Be sure to tune in for The Aunts Honey, Act 3 to get tips on appropriate demonstrations of mourning, or in other words, how not to get expelled from a funeral home.

10 comments:

laurie said...

when they asked where the hot food was, you should have offered to cook them an egg. hahahaha! i LOVE these women! because all i have to do is read about them, and they make great stories.

Wilde Thyme Knits said...

I agree with Laurie, they make great stories, but poor you having to deal with them. Sounds agonisingly familiar though!

Rositta said...

What, no Baklava, wow you really blew it huh, lol...makes me glad my husbands family live in Greece...ciao

Rudee said...

Laurie, they were a pain in the ass but such memorable characters.

Wilde thyme, this is why My Big Fat Greek Wedding struck a chord deep within all women!

Rositta, you will have your share for the next seven weeks. Better take a lot of crunchy peanut butter!

Brenda said...

Nice to hear other people have fabulous stories to tell about their family members. By the way...you and your husband are adorable!!!! And your daughter!!!! She is BEAUTIFUL!!!! Your wedding picture reminded me of mine when I weighed 98 lbs. I wish I could have that body back for just one more day in my life.....

I enjoy hearing about Mr. Larger Than Life. And it is fun to write about how knitpicky some people are....because in the real world they are NOT fun! I love stories about family events..can't wait for part III.

The Rotten Correspondent said...

Oh, my. You have just brought up more buried memories with one post than I think I can handle.

Wow.

Rudee said...

Thank you Brenda. I don't recall what age I was when I weighed a mere 98 pounds. When I looked at this picture, I thought, gee it would be nice to weigh 140 pounds again. I won't tell you how many pounds I am away from that!

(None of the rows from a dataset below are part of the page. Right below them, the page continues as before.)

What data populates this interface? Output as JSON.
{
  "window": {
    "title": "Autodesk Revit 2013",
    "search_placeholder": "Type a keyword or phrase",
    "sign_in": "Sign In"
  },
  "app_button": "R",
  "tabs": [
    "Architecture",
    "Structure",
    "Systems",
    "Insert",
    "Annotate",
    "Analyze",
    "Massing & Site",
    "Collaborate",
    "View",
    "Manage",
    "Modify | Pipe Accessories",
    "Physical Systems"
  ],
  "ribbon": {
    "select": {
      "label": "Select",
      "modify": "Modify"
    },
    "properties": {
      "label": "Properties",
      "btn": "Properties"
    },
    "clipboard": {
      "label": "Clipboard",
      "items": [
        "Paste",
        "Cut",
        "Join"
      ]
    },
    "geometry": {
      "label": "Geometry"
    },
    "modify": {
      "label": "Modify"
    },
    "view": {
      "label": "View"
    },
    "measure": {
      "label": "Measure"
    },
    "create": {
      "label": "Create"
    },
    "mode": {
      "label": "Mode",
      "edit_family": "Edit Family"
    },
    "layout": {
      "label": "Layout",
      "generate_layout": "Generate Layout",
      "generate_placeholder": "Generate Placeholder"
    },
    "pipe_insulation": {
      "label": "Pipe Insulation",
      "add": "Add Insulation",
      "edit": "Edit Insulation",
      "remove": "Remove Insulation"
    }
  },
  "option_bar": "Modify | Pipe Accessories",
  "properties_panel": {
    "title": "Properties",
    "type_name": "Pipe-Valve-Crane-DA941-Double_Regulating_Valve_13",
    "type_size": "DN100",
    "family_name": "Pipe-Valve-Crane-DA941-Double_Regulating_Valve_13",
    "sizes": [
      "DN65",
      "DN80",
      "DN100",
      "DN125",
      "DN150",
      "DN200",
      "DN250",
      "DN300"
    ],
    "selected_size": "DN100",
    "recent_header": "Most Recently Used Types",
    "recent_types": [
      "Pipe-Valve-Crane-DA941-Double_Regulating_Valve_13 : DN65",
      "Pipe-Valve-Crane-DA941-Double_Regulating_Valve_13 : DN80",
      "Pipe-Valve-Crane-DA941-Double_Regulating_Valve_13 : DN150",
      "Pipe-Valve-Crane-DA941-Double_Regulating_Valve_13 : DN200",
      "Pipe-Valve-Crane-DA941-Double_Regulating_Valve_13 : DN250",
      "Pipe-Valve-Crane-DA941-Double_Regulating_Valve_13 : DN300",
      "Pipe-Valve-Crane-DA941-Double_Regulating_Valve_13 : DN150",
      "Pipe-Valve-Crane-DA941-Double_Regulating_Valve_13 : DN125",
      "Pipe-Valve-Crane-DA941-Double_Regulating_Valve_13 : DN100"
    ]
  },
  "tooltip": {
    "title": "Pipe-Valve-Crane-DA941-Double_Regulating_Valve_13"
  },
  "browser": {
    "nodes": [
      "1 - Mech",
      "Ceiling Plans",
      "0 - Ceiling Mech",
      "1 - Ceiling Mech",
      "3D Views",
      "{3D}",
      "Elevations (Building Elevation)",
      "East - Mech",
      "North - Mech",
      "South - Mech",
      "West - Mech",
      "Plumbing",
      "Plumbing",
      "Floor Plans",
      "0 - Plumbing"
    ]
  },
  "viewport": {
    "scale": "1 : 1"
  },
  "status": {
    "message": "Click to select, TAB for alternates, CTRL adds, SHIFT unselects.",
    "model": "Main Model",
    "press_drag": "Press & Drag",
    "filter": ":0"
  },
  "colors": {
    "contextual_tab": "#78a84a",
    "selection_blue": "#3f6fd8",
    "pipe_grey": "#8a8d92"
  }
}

My daughter? She always looked like a little princess-she still does.

Rudee said...

RC, I know you have these same characters in your family. I don't doubt for a minute that we may be cousins!

Sandy said...

beautiful wedding photo of all of you.

Rudee said...

Thank you Sandy.